After a good Greek meal, we got kicked out of there to make room for the young crowd and went in search of the white beard crowd. We headed over to Diamond Tooth Gerties to see a comedian.  Wrong.  No show tonight.  Comedian was only on stage tomorrow. 


Diamond Tooth Gerties – but no show tonight sorry!

So instead, I lost $20 in 5 minutes on the roulette wheel and Julie was up a whole dollar on the one armed bandit.  Julie notes ” I learned my gambling savvy from Kenny Rogers who told me via the iTunes “You gotta know when to hold’em, know when to fold’em, know when to walk away…”this was also my laundry day anthem.”


Up a dollar! Quit while you’re ahead they say!

…take care, the muleskinner and his sidekick






Day 9 – Eagle Plains, YT – revisited

Day 9 – Thursday, April 4, 2013

This is really Day 7 in reverse.  We have started our trek towards home. We left Inuvik at -23C and snowing but it cleared up as we drove south.  It had warmed up to -16C by the time we arrived in Eagle Plains. It was a great drive of about 370 kilometres.  The Dempster is in very good driving condition.  It is mostly smooth high grade frozen gravel and ice with varied and spectacular scenery and a couple of ice bridge crossings. Today we crossed both the Mackenzie and Peel river ice bridges.


The Mackenzie river near Tsiigehtchic

We made a stop in Fort McPherson for coffee at the Northern store and also visited the local Fort McPherson Tent & Canvas Shop. They don’t carry too much stock but we got a brochure. We also made a stop at Margaret’s Handi-Craft Shop and ordered a small handmade gift for our granddaughter. Julie notes “pssst Don’t tell Melodie! It’s a birthday surprise.”


Margaret in her home work space crafting her beautiful creations

Margaret, a retired teacher, was busily making many more native crafts.  Julie notes “She was excitedly working on a tiny pair of moccasins for a baby to be. Her work is beautiful and highly sought after.”

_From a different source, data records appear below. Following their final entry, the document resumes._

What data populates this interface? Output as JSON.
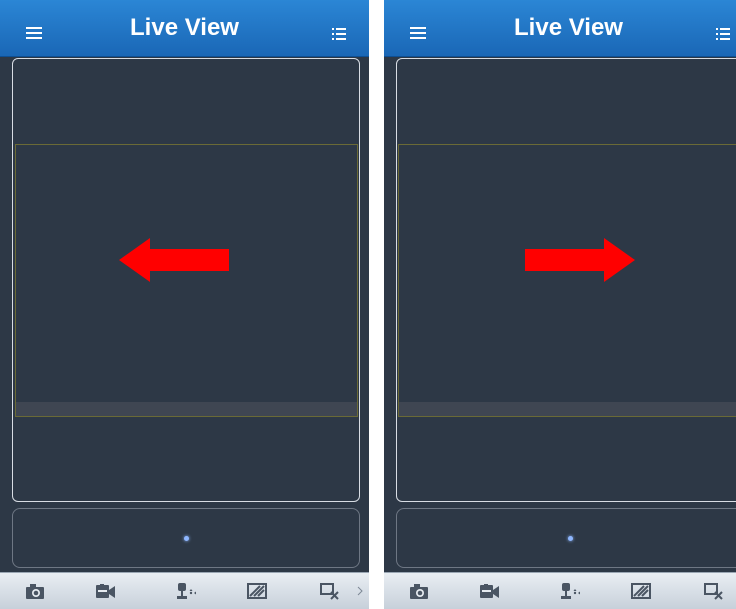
{
  "screens": [
    {
      "header": {
        "title": "Live View",
        "menu_icon": "hamburger-menu-icon",
        "list_icon": "list-icon"
      },
      "annotation": {
        "arrow_direction": "left",
        "arrow_color": "#ff0000"
      },
      "toolbar": {
        "items": [
          {
            "icon": "camera-icon"
          },
          {
            "icon": "video-record-icon"
          },
          {
            "icon": "ptz-control-icon"
          },
          {
            "icon": "image-settings-icon"
          },
          {
            "icon": "close-window-icon"
          }
        ]
      }
    },
    {
      "header": {
        "title": "Live View",
        "menu_icon": "hamburger-menu-icon",
        "list_icon": "list-icon"
      },
      "annotation": {
        "arrow_direction": "right",
        "arrow_color": "#ff0000"
      },
      "toolbar": {
        "items": [
          {
            "icon": "camera-icon"
          },
          {
            "icon": "video-record-icon"
          },
          {
            "icon": "ptz-control-icon"
          },
          {
            "icon": "image-settings-icon"
          },
          {
            "icon": "close-window-icon"
          }
        ]
      }
    }
  ],
  "colors": {
    "header_blue": "#1f73c4",
    "background": "#2d3846",
    "arrow_red": "#ff0000",
    "toolbar_gray": "#d8dfe6"
  }
}
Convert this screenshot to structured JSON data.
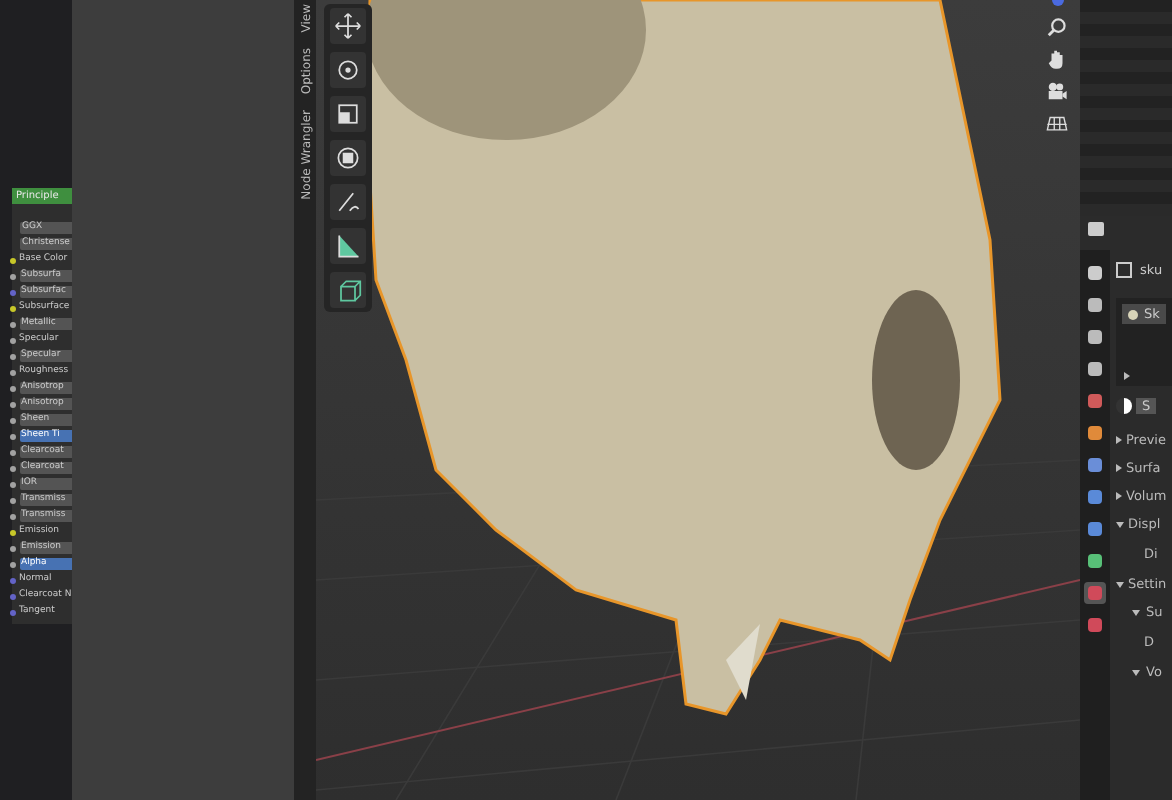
{
  "node_editor": {
    "node": {
      "title": "Principle",
      "rows": [
        {
          "label": "GGX",
          "kind": "field",
          "color": null,
          "highlighted": false
        },
        {
          "label": "Christense",
          "kind": "field",
          "color": null,
          "highlighted": false
        },
        {
          "label": "Base Color",
          "kind": "socket",
          "color": "#c7c729",
          "highlighted": false
        },
        {
          "label": "Subsurfa",
          "kind": "field",
          "color": "#a1a1a1",
          "highlighted": false
        },
        {
          "label": "Subsurfac",
          "kind": "field",
          "color": "#6363c7",
          "highlighted": false
        },
        {
          "label": "Subsurface",
          "kind": "socket",
          "color": "#c7c729",
          "highlighted": false
        },
        {
          "label": "Metallic",
          "kind": "field",
          "color": "#a1a1a1",
          "highlighted": false
        },
        {
          "label": "Specular",
          "kind": "socket",
          "color": "#a1a1a1",
          "highlighted": false
        },
        {
          "label": "Specular",
          "kind": "field",
          "color": "#a1a1a1",
          "highlighted": false
        },
        {
          "label": "Roughness",
          "kind": "socket",
          "color": "#a1a1a1",
          "highlighted": false
        },
        {
          "label": "Anisotrop",
          "kind": "field",
          "color": "#a1a1a1",
          "highlighted": false
        },
        {
          "label": "Anisotrop",
          "kind": "field",
          "color": "#a1a1a1",
          "highlighted": false
        },
        {
          "label": "Sheen",
          "kind": "field",
          "color": "#a1a1a1",
          "highlighted": false
        },
        {
          "label": "Sheen Ti",
          "kind": "field",
          "color": "#a1a1a1",
          "highlighted": true
        },
        {
          "label": "Clearcoat",
          "kind": "field",
          "color": "#a1a1a1",
          "highlighted": false
        },
        {
          "label": "Clearcoat",
          "kind": "field",
          "color": "#a1a1a1",
          "highlighted": false
        },
        {
          "label": "IOR",
          "kind": "field",
          "color": "#a1a1a1",
          "highlighted": false
        },
        {
          "label": "Transmiss",
          "kind": "field",
          "color": "#a1a1a1",
          "highlighted": false
        },
        {
          "label": "Transmiss",
          "kind": "field",
          "color": "#a1a1a1",
          "highlighted": false
        },
        {
          "label": "Emission",
          "kind": "socket",
          "color": "#c7c729",
          "highlighted": false
        },
        {
          "label": "Emission",
          "kind": "field",
          "color": "#a1a1a1",
          "highlighted": false
        },
        {
          "label": "Alpha",
          "kind": "field",
          "color": "#a1a1a1",
          "highlighted": true
        },
        {
          "label": "Normal",
          "kind": "socket",
          "color": "#6363c7",
          "highlighted": false
        },
        {
          "label": "Clearcoat N",
          "kind": "socket",
          "color": "#6363c7",
          "highlighted": false
        },
        {
          "label": "Tangent",
          "kind": "socket",
          "color": "#6363c7",
          "highlighted": false
        }
      ]
    }
  },
  "side_tabs": [
    "View",
    "Options",
    "Node Wrangler"
  ],
  "properties": {
    "tabs": [
      {
        "color": "#cccccc",
        "selected": false
      },
      {
        "color": "#bbbbbb",
        "selected": false
      },
      {
        "color": "#bbbbbb",
        "selected": false
      },
      {
        "color": "#bbbbbb",
        "selected": false
      },
      {
        "color": "#d05a5a",
        "selected": false
      },
      {
        "color": "#e08a3a",
        "selected": false
      },
      {
        "color": "#6a8ed8",
        "selected": false
      },
      {
        "color": "#5a8ad8",
        "selected": false
      },
      {
        "color": "#5a8ad8",
        "selected": false
      },
      {
        "color": "#58c078",
        "selected": false
      },
      {
        "color": "#d04a5a",
        "selected": true
      },
      {
        "color": "#d04a5a",
        "selected": false
      }
    ],
    "object_name": "sku",
    "material_slot": "Sk",
    "material_name": "S",
    "sections": [
      {
        "label": "Previe",
        "expanded": false
      },
      {
        "label": "Surfa",
        "expanded": false
      },
      {
        "label": "Volum",
        "expanded": false
      },
      {
        "label": "Displ",
        "expanded": true,
        "children": [
          {
            "label": "Di"
          }
        ]
      },
      {
        "label": "Settin",
        "expanded": true,
        "children": [
          {
            "label": "Su",
            "expanded": true,
            "children": [
              {
                "label": "D"
              }
            ]
          },
          {
            "label": "Vo",
            "expanded": true
          }
        ]
      }
    ]
  }
}
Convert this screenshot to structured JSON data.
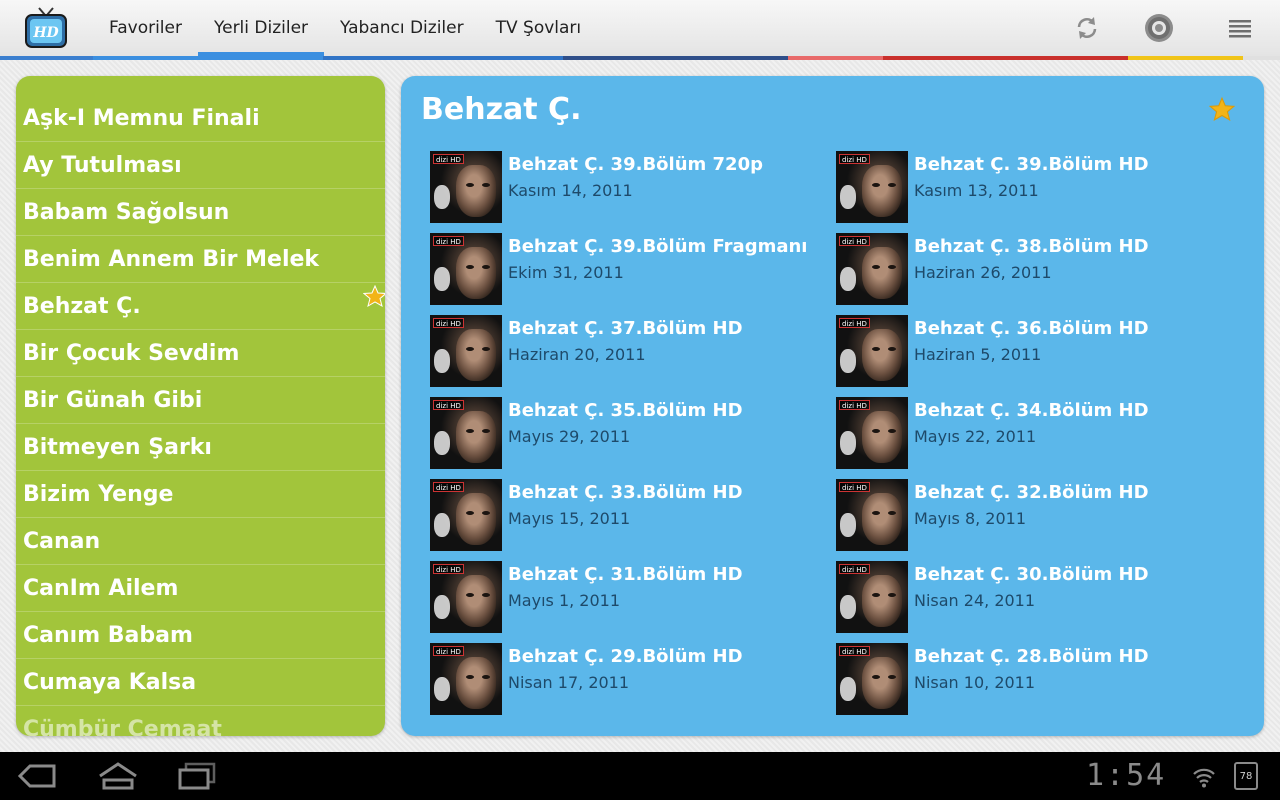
{
  "app": {
    "logo_label": "HD"
  },
  "tabs": [
    {
      "label": "Favoriler",
      "active": false
    },
    {
      "label": "Yerli Diziler",
      "active": true
    },
    {
      "label": "Yabancı Diziler",
      "active": false
    },
    {
      "label": "TV Şovları",
      "active": false
    }
  ],
  "actions": {
    "refresh_icon": "refresh-icon",
    "settings_icon": "gear-icon",
    "menu_icon": "menu-icon"
  },
  "series_list": [
    {
      "label": "Aşk-I Memnu Finali"
    },
    {
      "label": "Ay Tutulması"
    },
    {
      "label": "Babam Sağolsun"
    },
    {
      "label": "Benim Annem Bir Melek"
    },
    {
      "label": "Behzat Ç.",
      "selected": true
    },
    {
      "label": "Bir Çocuk Sevdim"
    },
    {
      "label": "Bir Günah Gibi"
    },
    {
      "label": "Bitmeyen Şarkı"
    },
    {
      "label": "Bizim Yenge"
    },
    {
      "label": "Canan"
    },
    {
      "label": "CanIm Ailem"
    },
    {
      "label": "Canım Babam"
    },
    {
      "label": "Cumaya Kalsa"
    },
    {
      "label": "Cümbür Cemaat"
    }
  ],
  "detail": {
    "title": "Behzat Ç.",
    "thumb_badge": "dizi HD",
    "episodes": [
      {
        "title": "Behzat Ç. 39.Bölüm 720p",
        "date": "Kasım 14, 2011"
      },
      {
        "title": "Behzat Ç. 39.Bölüm  HD",
        "date": "Kasım 13, 2011"
      },
      {
        "title": "Behzat Ç. 39.Bölüm Fragmanı",
        "date": "Ekim 31, 2011"
      },
      {
        "title": "Behzat Ç. 38.Bölüm  HD",
        "date": "Haziran 26, 2011"
      },
      {
        "title": "Behzat Ç. 37.Bölüm  HD",
        "date": "Haziran 20, 2011"
      },
      {
        "title": "Behzat Ç. 36.Bölüm  HD",
        "date": "Haziran 5, 2011"
      },
      {
        "title": "Behzat Ç. 35.Bölüm  HD",
        "date": "Mayıs 29, 2011"
      },
      {
        "title": "Behzat Ç. 34.Bölüm  HD",
        "date": "Mayıs 22, 2011"
      },
      {
        "title": "Behzat Ç. 33.Bölüm  HD",
        "date": "Mayıs 15, 2011"
      },
      {
        "title": "Behzat Ç. 32.Bölüm  HD",
        "date": "Mayıs 8, 2011"
      },
      {
        "title": "Behzat Ç. 31.Bölüm  HD",
        "date": "Mayıs 1, 2011"
      },
      {
        "title": "Behzat Ç. 30.Bölüm  HD",
        "date": "Nisan 24, 2011"
      },
      {
        "title": "Behzat Ç. 29.Bölüm  HD",
        "date": "Nisan 17, 2011"
      },
      {
        "title": "Behzat Ç. 28.Bölüm  HD",
        "date": "Nisan 10, 2011"
      }
    ]
  },
  "colors": {
    "list_panel": "#a2c53b",
    "detail_panel": "#5bb7ea",
    "tab_indicator": "#3b8fe0",
    "star": "#f2b418"
  },
  "systembar": {
    "clock": "1:54",
    "battery": "78"
  }
}
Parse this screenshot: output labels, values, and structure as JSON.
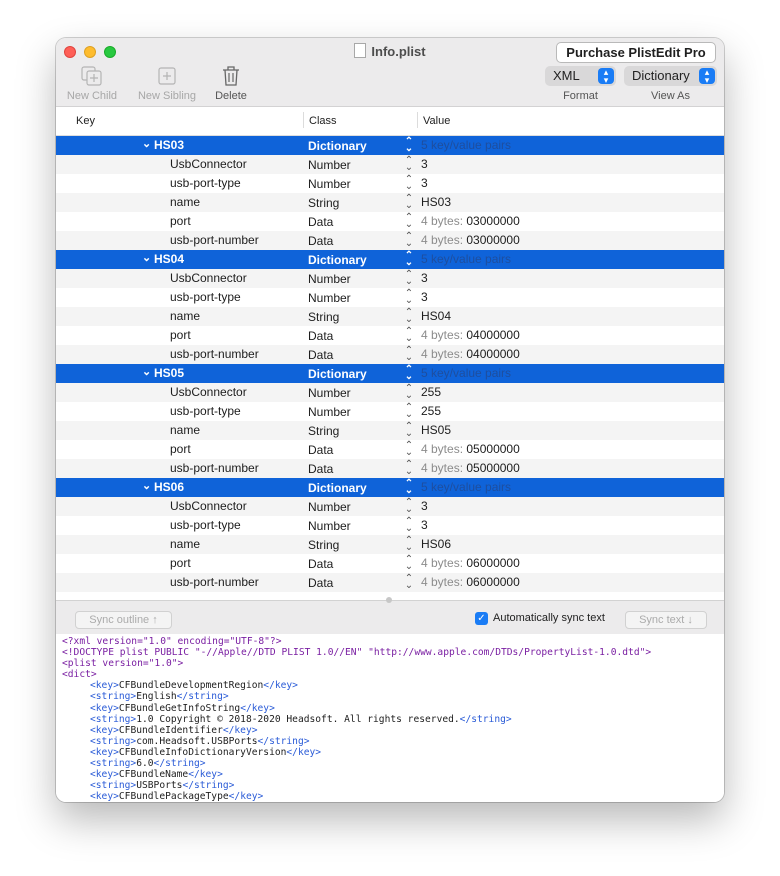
{
  "window": {
    "title": "Info.plist",
    "purchase_label": "Purchase PlistEdit Pro"
  },
  "toolbar": {
    "new_child": "New Child",
    "new_sibling": "New Sibling",
    "delete": "Delete",
    "format_value": "XML",
    "format_label": "Format",
    "view_as_value": "Dictionary",
    "view_as_label": "View As"
  },
  "columns": {
    "key": "Key",
    "class": "Class",
    "value": "Value"
  },
  "rows": [
    {
      "key": "HS03",
      "class": "Dictionary",
      "value": "",
      "hint": "5 key/value pairs",
      "group": true
    },
    {
      "key": "UsbConnector",
      "class": "Number",
      "value": "3",
      "hint": ""
    },
    {
      "key": "usb-port-type",
      "class": "Number",
      "value": "3",
      "hint": ""
    },
    {
      "key": "name",
      "class": "String",
      "value": "HS03",
      "hint": ""
    },
    {
      "key": "port",
      "class": "Data",
      "value": "03000000",
      "hint": "4 bytes:"
    },
    {
      "key": "usb-port-number",
      "class": "Data",
      "value": "03000000",
      "hint": "4 bytes:"
    },
    {
      "key": "HS04",
      "class": "Dictionary",
      "value": "",
      "hint": "5 key/value pairs",
      "group": true
    },
    {
      "key": "UsbConnector",
      "class": "Number",
      "value": "3",
      "hint": ""
    },
    {
      "key": "usb-port-type",
      "class": "Number",
      "value": "3",
      "hint": ""
    },
    {
      "key": "name",
      "class": "String",
      "value": "HS04",
      "hint": ""
    },
    {
      "key": "port",
      "class": "Data",
      "value": "04000000",
      "hint": "4 bytes:"
    },
    {
      "key": "usb-port-number",
      "class": "Data",
      "value": "04000000",
      "hint": "4 bytes:"
    },
    {
      "key": "HS05",
      "class": "Dictionary",
      "value": "",
      "hint": "5 key/value pairs",
      "group": true
    },
    {
      "key": "UsbConnector",
      "class": "Number",
      "value": "255",
      "hint": ""
    },
    {
      "key": "usb-port-type",
      "class": "Number",
      "value": "255",
      "hint": ""
    },
    {
      "key": "name",
      "class": "String",
      "value": "HS05",
      "hint": ""
    },
    {
      "key": "port",
      "class": "Data",
      "value": "05000000",
      "hint": "4 bytes:"
    },
    {
      "key": "usb-port-number",
      "class": "Data",
      "value": "05000000",
      "hint": "4 bytes:"
    },
    {
      "key": "HS06",
      "class": "Dictionary",
      "value": "",
      "hint": "5 key/value pairs",
      "group": true
    },
    {
      "key": "UsbConnector",
      "class": "Number",
      "value": "3",
      "hint": ""
    },
    {
      "key": "usb-port-type",
      "class": "Number",
      "value": "3",
      "hint": ""
    },
    {
      "key": "name",
      "class": "String",
      "value": "HS06",
      "hint": ""
    },
    {
      "key": "port",
      "class": "Data",
      "value": "06000000",
      "hint": "4 bytes:"
    },
    {
      "key": "usb-port-number",
      "class": "Data",
      "value": "06000000",
      "hint": "4 bytes:"
    }
  ],
  "sync": {
    "sync_outline": "Sync outline ↑",
    "auto_sync_label": "Automatically sync text",
    "auto_sync_checked": true,
    "sync_text": "Sync text ↓"
  },
  "xml_lines": [
    {
      "indent": 0,
      "parts": [
        {
          "c": "p",
          "t": "<?xml version=\"1.0\" encoding=\"UTF-8\"?>"
        }
      ]
    },
    {
      "indent": 0,
      "parts": [
        {
          "c": "p",
          "t": "<!DOCTYPE plist PUBLIC \"-//Apple//DTD PLIST 1.0//EN\" \"http://www.apple.com/DTDs/PropertyList-1.0.dtd\">"
        }
      ]
    },
    {
      "indent": 0,
      "parts": [
        {
          "c": "p",
          "t": "<plist version=\"1.0\">"
        }
      ]
    },
    {
      "indent": 0,
      "parts": [
        {
          "c": "p",
          "t": "<dict>"
        }
      ]
    },
    {
      "indent": 1,
      "parts": [
        {
          "c": "t",
          "t": "<key>"
        },
        {
          "c": "",
          "t": "CFBundleDevelopmentRegion"
        },
        {
          "c": "t",
          "t": "</key>"
        }
      ]
    },
    {
      "indent": 1,
      "parts": [
        {
          "c": "t",
          "t": "<string>"
        },
        {
          "c": "",
          "t": "English"
        },
        {
          "c": "t",
          "t": "</string>"
        }
      ]
    },
    {
      "indent": 1,
      "parts": [
        {
          "c": "t",
          "t": "<key>"
        },
        {
          "c": "",
          "t": "CFBundleGetInfoString"
        },
        {
          "c": "t",
          "t": "</key>"
        }
      ]
    },
    {
      "indent": 1,
      "parts": [
        {
          "c": "t",
          "t": "<string>"
        },
        {
          "c": "",
          "t": "1.0 Copyright © 2018-2020 Headsoft. All rights reserved."
        },
        {
          "c": "t",
          "t": "</string>"
        }
      ]
    },
    {
      "indent": 1,
      "parts": [
        {
          "c": "t",
          "t": "<key>"
        },
        {
          "c": "",
          "t": "CFBundleIdentifier"
        },
        {
          "c": "t",
          "t": "</key>"
        }
      ]
    },
    {
      "indent": 1,
      "parts": [
        {
          "c": "t",
          "t": "<string>"
        },
        {
          "c": "",
          "t": "com.Headsoft.USBPorts"
        },
        {
          "c": "t",
          "t": "</string>"
        }
      ]
    },
    {
      "indent": 1,
      "parts": [
        {
          "c": "t",
          "t": "<key>"
        },
        {
          "c": "",
          "t": "CFBundleInfoDictionaryVersion"
        },
        {
          "c": "t",
          "t": "</key>"
        }
      ]
    },
    {
      "indent": 1,
      "parts": [
        {
          "c": "t",
          "t": "<string>"
        },
        {
          "c": "",
          "t": "6.0"
        },
        {
          "c": "t",
          "t": "</string>"
        }
      ]
    },
    {
      "indent": 1,
      "parts": [
        {
          "c": "t",
          "t": "<key>"
        },
        {
          "c": "",
          "t": "CFBundleName"
        },
        {
          "c": "t",
          "t": "</key>"
        }
      ]
    },
    {
      "indent": 1,
      "parts": [
        {
          "c": "t",
          "t": "<string>"
        },
        {
          "c": "",
          "t": "USBPorts"
        },
        {
          "c": "t",
          "t": "</string>"
        }
      ]
    },
    {
      "indent": 1,
      "parts": [
        {
          "c": "t",
          "t": "<key>"
        },
        {
          "c": "",
          "t": "CFBundlePackageType"
        },
        {
          "c": "t",
          "t": "</key>"
        }
      ]
    }
  ]
}
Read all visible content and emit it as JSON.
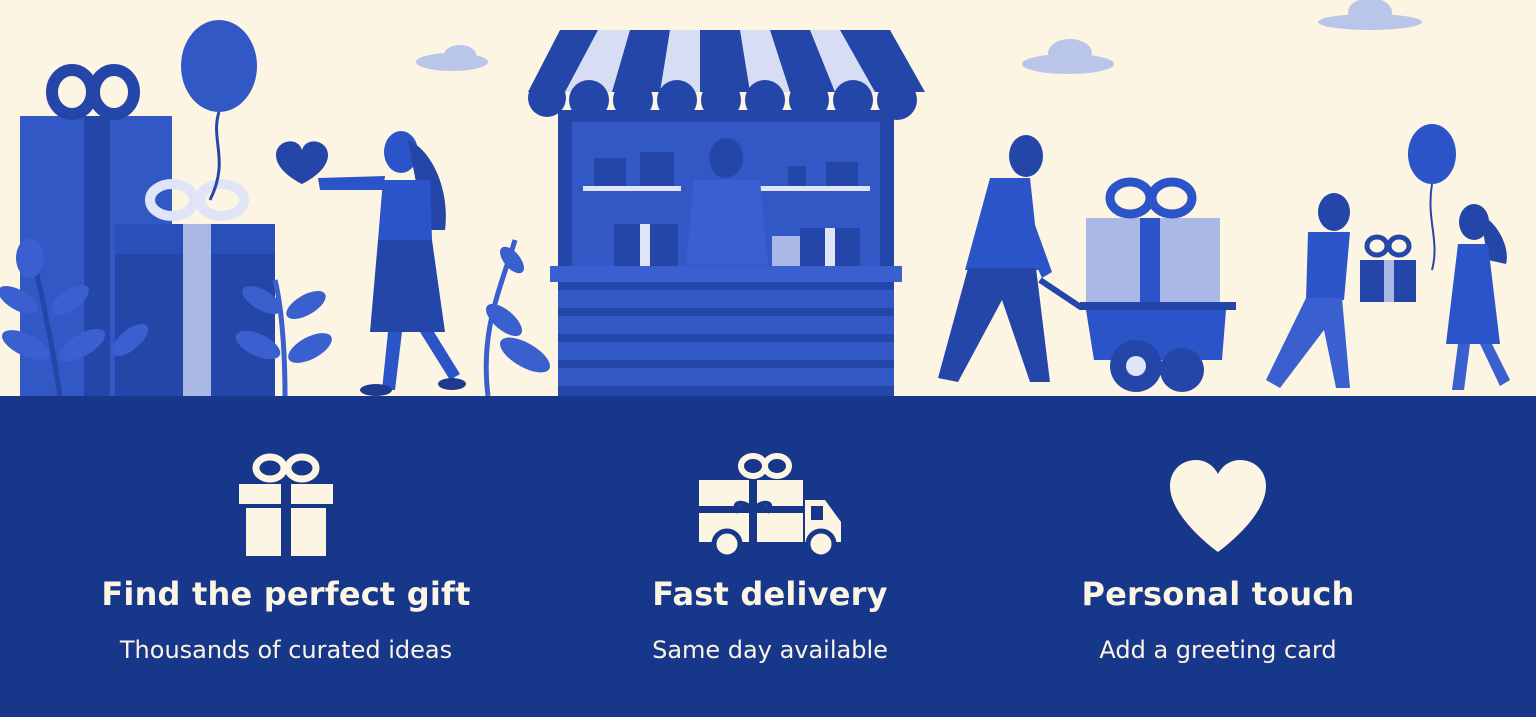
{
  "colors": {
    "background_cream": "#fdf5e4",
    "band_navy": "#17388a",
    "primary_blue": "#2c54c9",
    "light_blue": "#aab8e6",
    "text_light": "#fdf5e4"
  },
  "hero": {
    "illustration": "gift-market-scene"
  },
  "features": [
    {
      "icon": "gift-box-icon",
      "title": "Find the perfect gift",
      "subtitle": "Thousands of curated ideas"
    },
    {
      "icon": "delivery-truck-icon",
      "title": "Fast delivery",
      "subtitle": "Same day available"
    },
    {
      "icon": "heart-icon",
      "title": "Personal touch",
      "subtitle": "Add a greeting card"
    }
  ]
}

Scenery along the Dempster


We crossed back into the Yukon and set the clocks back an hour.   It was cold with a wind chill at the top of this pass where the boundary is located.  


Chilly Yukon boundary, Julie notes “Luckily we didn’t freeze in these positions.  As classy as we look, it might be time to get some professional help.  With the jazzy poses that is.”


From this high pass you can see the road for miles in the distance.  Julie notes “Does anyone see a washroom along that long Canadian highway. No me neither.”

Julie was reading a brochure along the way about bear safety. They recommend you climb at least 4m up a tree to escape a grizzly. The unfortunate truth about that strategy, however, is that the trees are all 3 metres or less. Also, if the bear follows you up the tree, you will know it wasn’t a grizzly. haha  Julie wanted to stop and practice.  


I asked Julie to check out the trees to see if they would save her from a bear. Julie notes “Nice trick Brad! Luckily I’m pretty fast for an old gal and caught up with the truck before you got too far.”


I couldn’t resist picking her up, even if she was wrong. 😉

Driving these long Canadian highways gives us plenty of time to have numerous ‘discussions’ on all matters related to the north. Is the Arctic circle a line or an area? Can you be in the Arctic circle or are you above or below the Arctic circle? How do you pronounce Inuvik? Who was the mad trapper of rat river?  After one such ‘discussion’ Julie got out and decided to hitchhike.  Julie notes “Well Brad said ‘it’s my way or the highway’ and since his way was wrong the highway was my only option.”

That’s it for today from Eagle Plains, YT.  Off to Dawson City tomorrow after some family phone calls.